▸ **DIRECTIONS**
Start at the first record below and retype through the last, exactly.

▸ **Stored dataset items**
Segment Open

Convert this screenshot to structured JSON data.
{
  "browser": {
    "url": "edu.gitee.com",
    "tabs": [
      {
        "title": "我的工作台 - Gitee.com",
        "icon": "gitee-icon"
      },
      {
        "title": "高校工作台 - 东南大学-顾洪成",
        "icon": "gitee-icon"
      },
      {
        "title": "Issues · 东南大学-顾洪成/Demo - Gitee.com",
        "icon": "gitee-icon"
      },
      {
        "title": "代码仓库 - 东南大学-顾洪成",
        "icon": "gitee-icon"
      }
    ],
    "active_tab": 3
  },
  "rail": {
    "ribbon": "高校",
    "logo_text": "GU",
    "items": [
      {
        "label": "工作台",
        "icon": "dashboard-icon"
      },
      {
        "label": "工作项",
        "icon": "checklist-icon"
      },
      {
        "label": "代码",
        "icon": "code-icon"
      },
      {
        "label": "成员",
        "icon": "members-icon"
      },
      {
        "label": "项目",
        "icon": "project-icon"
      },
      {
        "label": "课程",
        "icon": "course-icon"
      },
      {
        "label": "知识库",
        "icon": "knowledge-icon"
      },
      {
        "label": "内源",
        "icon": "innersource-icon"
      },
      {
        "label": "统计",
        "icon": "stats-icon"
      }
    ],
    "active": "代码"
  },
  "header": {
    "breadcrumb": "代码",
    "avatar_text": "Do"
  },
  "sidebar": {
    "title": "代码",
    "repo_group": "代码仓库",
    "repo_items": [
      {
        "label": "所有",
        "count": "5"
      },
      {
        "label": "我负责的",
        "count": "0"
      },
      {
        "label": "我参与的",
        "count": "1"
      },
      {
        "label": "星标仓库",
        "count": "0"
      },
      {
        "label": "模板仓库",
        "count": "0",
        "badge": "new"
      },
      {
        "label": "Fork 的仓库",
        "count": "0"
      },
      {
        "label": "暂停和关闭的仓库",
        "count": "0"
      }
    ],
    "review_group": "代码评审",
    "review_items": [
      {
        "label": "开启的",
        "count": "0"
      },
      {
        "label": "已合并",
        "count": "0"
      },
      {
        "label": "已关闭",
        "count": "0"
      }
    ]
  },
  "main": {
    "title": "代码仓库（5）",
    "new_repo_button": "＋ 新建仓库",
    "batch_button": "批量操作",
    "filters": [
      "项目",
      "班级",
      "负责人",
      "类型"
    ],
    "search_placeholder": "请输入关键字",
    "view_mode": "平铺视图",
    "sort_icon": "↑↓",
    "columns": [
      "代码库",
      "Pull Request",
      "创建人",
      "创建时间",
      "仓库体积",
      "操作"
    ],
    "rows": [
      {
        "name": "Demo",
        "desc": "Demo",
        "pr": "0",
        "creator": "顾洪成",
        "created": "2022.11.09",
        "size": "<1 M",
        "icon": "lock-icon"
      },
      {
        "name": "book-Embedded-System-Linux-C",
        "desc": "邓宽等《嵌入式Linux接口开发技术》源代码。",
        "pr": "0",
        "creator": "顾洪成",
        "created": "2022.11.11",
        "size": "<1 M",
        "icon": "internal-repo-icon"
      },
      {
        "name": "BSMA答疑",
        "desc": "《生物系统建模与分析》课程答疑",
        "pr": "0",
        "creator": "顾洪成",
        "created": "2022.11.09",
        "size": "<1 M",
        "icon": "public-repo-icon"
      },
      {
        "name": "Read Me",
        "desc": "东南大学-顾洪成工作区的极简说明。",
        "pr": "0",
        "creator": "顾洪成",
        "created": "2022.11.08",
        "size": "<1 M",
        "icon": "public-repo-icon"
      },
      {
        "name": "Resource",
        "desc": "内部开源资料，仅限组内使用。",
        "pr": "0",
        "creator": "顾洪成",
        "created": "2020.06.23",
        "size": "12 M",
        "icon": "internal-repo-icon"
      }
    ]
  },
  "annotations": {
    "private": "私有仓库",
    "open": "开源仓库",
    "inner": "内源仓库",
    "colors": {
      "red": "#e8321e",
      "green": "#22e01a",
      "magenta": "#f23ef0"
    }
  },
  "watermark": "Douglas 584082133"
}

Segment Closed

▸ **REPLY TO THE TASK**
Convert this screenshot to structured JSON data.
{
  "browser": {
    "url": "edu.gitee.com",
    "tabs": [
      {
        "title": "我的工作台 - Gitee.com",
        "icon": "gitee-icon"
      },
      {
        "title": "高校工作台 - 东南大学-顾洪成",
        "icon": "gitee-icon"
      },
      {
        "title": "Issues · 东南大学-顾洪成/Demo - Gitee.com",
        "icon": "gitee-icon"
      },
      {
        "title": "代码仓库 - 东南大学-顾洪成",
        "icon": "gitee-icon"
      }
    ],
    "active_tab": 3
  },
  "rail": {
    "ribbon": "高校",
    "logo_text": "GU",
    "items": [
      {
        "label": "工作台",
        "icon": "dashboard-icon"
      },
      {
        "label": "工作项",
        "icon": "checklist-icon"
      },
      {
        "label": "代码",
        "icon": "code-icon"
      },
      {
        "label": "成员",
        "icon": "members-icon"
      },
      {
        "label": "项目",
        "icon": "project-icon"
      },
      {
        "label": "课程",
        "icon": "course-icon"
      },
      {
        "label": "知识库",
        "icon": "knowledge-icon"
      },
      {
        "label": "内源",
        "icon": "innersource-icon"
      },
      {
        "label": "统计",
        "icon": "stats-icon"
      }
    ],
    "active": "代码"
  },
  "header": {
    "breadcrumb": "代码",
    "avatar_text": "Do"
  },
  "sidebar": {
    "title": "代码",
    "repo_group": "代码仓库",
    "repo_items": [
      {
        "label": "所有",
        "count": "5"
      },
      {
        "label": "我负责的",
        "count": "0"
      },
      {
        "label": "我参与的",
        "count": "1"
      },
      {
        "label": "星标仓库",
        "count": "0"
      },
      {
        "label": "模板仓库",
        "count": "0",
        "badge": "new"
      },
      {
        "label": "Fork 的仓库",
        "count": "0"
      },
      {
        "label": "暂停和关闭的仓库",
        "count": "0"
      }
    ],
    "review_group": "代码评审",
    "review_items": [
      {
        "label": "开启的",
        "count": "0"
      },
      {
        "label": "已合并",
        "count": "0"
      },
      {
        "label": "已关闭",
        "count": "0"
      }
    ]
  },
  "main": {
    "title": "代码仓库（5）",
    "new_repo_button": "＋ 新建仓库",
    "batch_button": "批量操作",
    "filters": [
      "项目",
      "班级",
      "负责人",
      "类型"
    ],
    "search_placeholder": "请输入关键字",
    "view_mode": "平铺视图",
    "sort_icon": "↑↓",
    "columns": [
      "代码库",
      "Pull Request",
      "创建人",
      "创建时间",
      "仓库体积",
      "操作"
    ],
    "rows": [
      {
        "name": "Demo",
        "desc": "Demo",
        "pr": "0",
        "creator": "顾洪成",
        "created": "2022.11.09",
        "size": "<1 M",
        "icon": "lock-icon"
      },
      {
        "name": "book-Embedded-System-Linux-C",
        "desc": "邓宽等《嵌入式Linux接口开发技术》源代码。",
        "pr": "0",
        "creator": "顾洪成",
        "created": "2022.11.11",
        "size": "<1 M",
        "icon": "internal-repo-icon"
      },
      {
        "name": "BSMA答疑",
        "desc": "《生物系统建模与分析》课程答疑",
        "pr": "0",
        "creator": "顾洪成",
        "created": "2022.11.09",
        "size": "<1 M",
        "icon": "public-repo-icon"
      },
      {
        "name": "Read Me",
        "desc": "东南大学-顾洪成工作区的极简说明。",
        "pr": "0",
        "creator": "顾洪成",
        "created": "2022.11.08",
        "size": "<1 M",
        "icon": "public-repo-icon"
      },
      {
        "name": "Resource",
        "desc": "内部开源资料，仅限组内使用。",
        "pr": "0",
        "creator": "顾洪成",
        "created": "2020.06.23",
        "size": "12 M",
        "icon": "internal-repo-icon"
      }
    ]
  },
  "annotations": {
    "private": "私有仓库",
    "open": "开源仓库",
    "inner": "内源仓库",
    "colors": {
      "red": "#e8321e",
      "green": "#22e01a",
      "magenta": "#f23ef0"
    }
  },
  "watermark": "Douglas 584082133"
}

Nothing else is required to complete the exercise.